To beat the kickbacks, vendors inflate costs so that the contract value includes the kickbacks. As a result, more money ends up in individuals pockets than in actual purpose.
To facilitate kickbacks, the county decision makers are also engaging in a lot of nepotism since they cannot trust complete strangers to deliver kickbacks.
By passing IFMIS and GPAY
The Integrated Financial Management Information Systems (IFMIS) was installed for a unified financial management system across all governments.
Payments should be processed through IFMIS which is integrated with the Central Bank‘s G-Pay system which remits the money directly to the supplier account.
County governments and Assemblies are bypassing these systems and paying the vendors directly. Therefore, there’s no track of who is getting paid, most likely, these are briefcase companies owned or linked to the county leaders and staff.
Some of the counties that have been flagged for not using or intermittently using IFMIS include Bomet, Kisumu, Marsabit, and Embu. They blame it on almost always on connectivity issues or lack of trained staff. All these billions later and county governments cannot solve an internet connection problem or get staff properly trained.
High Recurrent Expenditures
Channeling money from counties has taken another direction with “legitimate” expenses being piled on the county governments for eating. In some counties, recurrent expenditure exceeds actual funds released for recurrent activities. Not all recurrent expenditure is corruption, salaries have to be paid, utility bills cleared on time and cars fueled. However, if your county spends 80 percent of the revenue on recurrent expenses, look closely because it means that development is no longer important to them. If they seem more interested in tying down as much of the money to recurrent expenses, that is a massive red flag and you should be concerned about that.
Kenya may have the most widely traveled MCA’s in Africa. Dubious but unfortunately true. They have been everywhere in the world to learn and benchmark. If only they took lessons in prudent management of resources. MCA’s have turned travel into the biggest cash cow under devolution after their sitting allowance.
Within the counties, MCA’s are abusing the imprest system and per diems to claim for monies even when they fail to take a trip. In Nairobi, Vihiga, Taveta, Nakuru there are alleged false claims, exaggerated amounts and the surrender forged receipts for reimbursement.

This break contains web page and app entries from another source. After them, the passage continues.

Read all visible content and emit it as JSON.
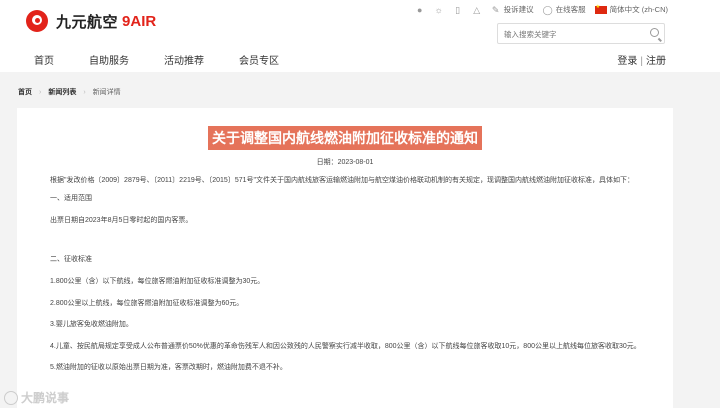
{
  "brand": {
    "name_cn": "九元航空",
    "name_en": "9AIR"
  },
  "utility": {
    "complaint": "投诉建议",
    "service": "在线客服",
    "language": "简体中文 (zh-CN)"
  },
  "search": {
    "placeholder": "输入搜索关键字"
  },
  "nav": {
    "items": [
      "首页",
      "自助服务",
      "活动推荐",
      "会员专区"
    ]
  },
  "auth": {
    "login": "登录",
    "sep": "|",
    "register": "注册"
  },
  "breadcrumb": {
    "home": "首页",
    "list": "新闻列表",
    "detail": "新闻详情",
    "arrow": "›"
  },
  "article": {
    "title": "关于调整国内航线燃油附加征收标准的通知",
    "date": "日期：2023-08-01",
    "paragraphs": [
      "根据\"发改价格〔2009〕2879号、〔2011〕2219号、〔2015〕571号\"文件关于国内航线旅客运输燃油附加与航空煤油价格联动机制的有关规定，现调整国内航线燃油附加征收标准，具体如下：",
      "一、适用范围",
      "出票日期自2023年8月5日零时起的国内客票。",
      "",
      "二、征收标准",
      "1.800公里（含）以下航线，每位旅客燃油附加征收标准调整为30元。",
      "2.800公里以上航线，每位旅客燃油附加征收标准调整为60元。",
      "3.婴儿旅客免收燃油附加。",
      "4.儿童、按民航局规定享受成人公布普通票价50%优惠的革命伤残军人和因公致残的人民警察实行减半收取，800公里（含）以下航线每位旅客收取10元，800公里以上航线每位旅客收取30元。",
      "5.燃油附加的征收以原始出票日期为准，客票改期时，燃油附加费不退不补。"
    ]
  },
  "watermark": "大鹏说事"
}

We need to be watchful, lest devolution creates a few millionaires in every county at the expense of millions of poor people.